» Assignment: Please repeat all the entries. Nothing may differ.

Segment Start: Data supplied

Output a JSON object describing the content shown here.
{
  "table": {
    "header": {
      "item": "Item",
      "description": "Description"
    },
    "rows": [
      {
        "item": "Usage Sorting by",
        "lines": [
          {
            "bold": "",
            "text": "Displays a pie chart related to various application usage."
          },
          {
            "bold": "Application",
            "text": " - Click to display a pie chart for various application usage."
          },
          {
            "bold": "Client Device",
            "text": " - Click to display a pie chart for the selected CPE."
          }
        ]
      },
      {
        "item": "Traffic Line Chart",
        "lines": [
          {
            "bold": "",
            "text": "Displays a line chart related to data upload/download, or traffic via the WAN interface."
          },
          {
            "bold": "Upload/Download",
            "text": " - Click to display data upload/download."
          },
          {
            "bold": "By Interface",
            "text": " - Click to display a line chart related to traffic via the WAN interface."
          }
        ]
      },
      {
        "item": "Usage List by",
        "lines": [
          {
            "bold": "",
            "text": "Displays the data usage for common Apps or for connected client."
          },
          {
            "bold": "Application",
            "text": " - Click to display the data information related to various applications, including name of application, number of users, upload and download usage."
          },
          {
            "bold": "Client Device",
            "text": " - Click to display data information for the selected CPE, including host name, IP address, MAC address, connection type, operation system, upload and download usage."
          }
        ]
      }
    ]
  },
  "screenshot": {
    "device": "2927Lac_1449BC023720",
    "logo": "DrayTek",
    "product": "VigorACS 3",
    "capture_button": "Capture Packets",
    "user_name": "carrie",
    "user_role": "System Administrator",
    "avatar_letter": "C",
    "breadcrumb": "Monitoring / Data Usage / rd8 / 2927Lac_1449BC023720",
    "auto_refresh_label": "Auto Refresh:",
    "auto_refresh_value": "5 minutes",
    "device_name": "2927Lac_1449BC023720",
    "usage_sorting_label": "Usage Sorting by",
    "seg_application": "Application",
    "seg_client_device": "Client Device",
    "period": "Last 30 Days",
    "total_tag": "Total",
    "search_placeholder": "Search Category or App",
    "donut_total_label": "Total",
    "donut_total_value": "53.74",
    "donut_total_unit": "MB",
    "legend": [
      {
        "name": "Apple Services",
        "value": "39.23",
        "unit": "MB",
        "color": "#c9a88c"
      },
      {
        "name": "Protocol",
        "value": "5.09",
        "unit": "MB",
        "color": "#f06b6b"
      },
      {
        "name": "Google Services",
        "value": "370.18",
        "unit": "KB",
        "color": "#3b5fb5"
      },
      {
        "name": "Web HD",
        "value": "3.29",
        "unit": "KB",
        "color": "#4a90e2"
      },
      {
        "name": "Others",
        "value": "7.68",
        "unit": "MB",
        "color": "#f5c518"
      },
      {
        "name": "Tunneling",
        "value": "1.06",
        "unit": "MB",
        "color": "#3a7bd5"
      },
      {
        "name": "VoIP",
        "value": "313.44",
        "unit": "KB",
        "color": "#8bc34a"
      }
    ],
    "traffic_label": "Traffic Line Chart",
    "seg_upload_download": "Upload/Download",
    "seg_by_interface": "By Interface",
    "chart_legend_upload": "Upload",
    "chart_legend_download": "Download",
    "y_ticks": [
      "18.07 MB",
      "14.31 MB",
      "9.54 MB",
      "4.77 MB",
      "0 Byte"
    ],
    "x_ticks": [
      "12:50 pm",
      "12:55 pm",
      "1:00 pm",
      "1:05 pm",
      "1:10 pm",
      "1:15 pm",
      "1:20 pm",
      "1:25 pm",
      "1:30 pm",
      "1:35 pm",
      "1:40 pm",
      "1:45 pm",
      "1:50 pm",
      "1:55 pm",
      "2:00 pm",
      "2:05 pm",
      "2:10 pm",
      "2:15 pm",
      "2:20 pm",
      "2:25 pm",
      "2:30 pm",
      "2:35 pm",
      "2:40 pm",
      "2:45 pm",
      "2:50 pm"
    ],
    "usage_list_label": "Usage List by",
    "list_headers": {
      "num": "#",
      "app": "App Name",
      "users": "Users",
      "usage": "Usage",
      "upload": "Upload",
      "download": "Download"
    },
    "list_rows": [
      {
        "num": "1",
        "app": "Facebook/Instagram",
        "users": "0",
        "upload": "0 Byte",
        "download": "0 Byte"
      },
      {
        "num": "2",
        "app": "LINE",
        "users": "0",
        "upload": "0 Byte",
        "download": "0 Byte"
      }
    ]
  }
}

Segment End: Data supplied

» Exercise solution:
Output a JSON object describing the content shown here.
{
  "table": {
    "header": {
      "item": "Item",
      "description": "Description"
    },
    "rows": [
      {
        "item": "Usage Sorting by",
        "lines": [
          {
            "bold": "",
            "text": "Displays a pie chart related to various application usage."
          },
          {
            "bold": "Application",
            "text": " - Click to display a pie chart for various application usage."
          },
          {
            "bold": "Client Device",
            "text": " - Click to display a pie chart for the selected CPE."
          }
        ]
      },
      {
        "item": "Traffic Line Chart",
        "lines": [
          {
            "bold": "",
            "text": "Displays a line chart related to data upload/download, or traffic via the WAN interface."
          },
          {
            "bold": "Upload/Download",
            "text": " - Click to display data upload/download."
          },
          {
            "bold": "By Interface",
            "text": " - Click to display a line chart related to traffic via the WAN interface."
          }
        ]
      },
      {
        "item": "Usage List by",
        "lines": [
          {
            "bold": "",
            "text": "Displays the data usage for common Apps or for connected client."
          },
          {
            "bold": "Application",
            "text": " - Click to display the data information related to various applications, including name of application, number of users, upload and download usage."
          },
          {
            "bold": "Client Device",
            "text": " - Click to display data information for the selected CPE, including host name, IP address, MAC address, connection type, operation system, upload and download usage."
          }
        ]
      }
    ]
  },
  "screenshot": {
    "device": "2927Lac_1449BC023720",
    "logo": "DrayTek",
    "product": "VigorACS 3",
    "capture_button": "Capture Packets",
    "user_name": "carrie",
    "user_role": "System Administrator",
    "avatar_letter": "C",
    "breadcrumb": "Monitoring / Data Usage / rd8 / 2927Lac_1449BC023720",
    "auto_refresh_label": "Auto Refresh:",
    "auto_refresh_value": "5 minutes",
    "device_name": "2927Lac_1449BC023720",
    "usage_sorting_label": "Usage Sorting by",
    "seg_application": "Application",
    "seg_client_device": "Client Device",
    "period": "Last 30 Days",
    "total_tag": "Total",
    "search_placeholder": "Search Category or App",
    "donut_total_label": "Total",
    "donut_total_value": "53.74",
    "donut_total_unit": "MB",
    "legend": [
      {
        "name": "Apple Services",
        "value": "39.23",
        "unit": "MB",
        "color": "#c9a88c"
      },
      {
        "name": "Protocol",
        "value": "5.09",
        "unit": "MB",
        "color": "#f06b6b"
      },
      {
        "name": "Google Services",
        "value": "370.18",
        "unit": "KB",
        "color": "#3b5fb5"
      },
      {
        "name": "Web HD",
        "value": "3.29",
        "unit": "KB",
        "color": "#4a90e2"
      },
      {
        "name": "Others",
        "value": "7.68",
        "unit": "MB",
        "color": "#f5c518"
      },
      {
        "name": "Tunneling",
        "value": "1.06",
        "unit": "MB",
        "color": "#3a7bd5"
      },
      {
        "name": "VoIP",
        "value": "313.44",
        "unit": "KB",
        "color": "#8bc34a"
      }
    ],
    "traffic_label": "Traffic Line Chart",
    "seg_upload_download": "Upload/Download",
    "seg_by_interface": "By Interface",
    "chart_legend_upload": "Upload",
    "chart_legend_download": "Download",
    "y_ticks": [
      "18.07 MB",
      "14.31 MB",
      "9.54 MB",
      "4.77 MB",
      "0 Byte"
    ],
    "x_ticks": [
      "12:50 pm",
      "12:55 pm",
      "1:00 pm",
      "1:05 pm",
      "1:10 pm",
      "1:15 pm",
      "1:20 pm",
      "1:25 pm",
      "1:30 pm",
      "1:35 pm",
      "1:40 pm",
      "1:45 pm",
      "1:50 pm",
      "1:55 pm",
      "2:00 pm",
      "2:05 pm",
      "2:10 pm",
      "2:15 pm",
      "2:20 pm",
      "2:25 pm",
      "2:30 pm",
      "2:35 pm",
      "2:40 pm",
      "2:45 pm",
      "2:50 pm"
    ],
    "usage_list_label": "Usage List by",
    "list_headers": {
      "num": "#",
      "app": "App Name",
      "users": "Users",
      "usage": "Usage",
      "upload": "Upload",
      "download": "Download"
    },
    "list_rows": [
      {
        "num": "1",
        "app": "Facebook/Instagram",
        "users": "0",
        "upload": "0 Byte",
        "download": "0 Byte"
      },
      {
        "num": "2",
        "app": "LINE",
        "users": "0",
        "upload": "0 Byte",
        "download": "0 Byte"
      }
    ]
  }
}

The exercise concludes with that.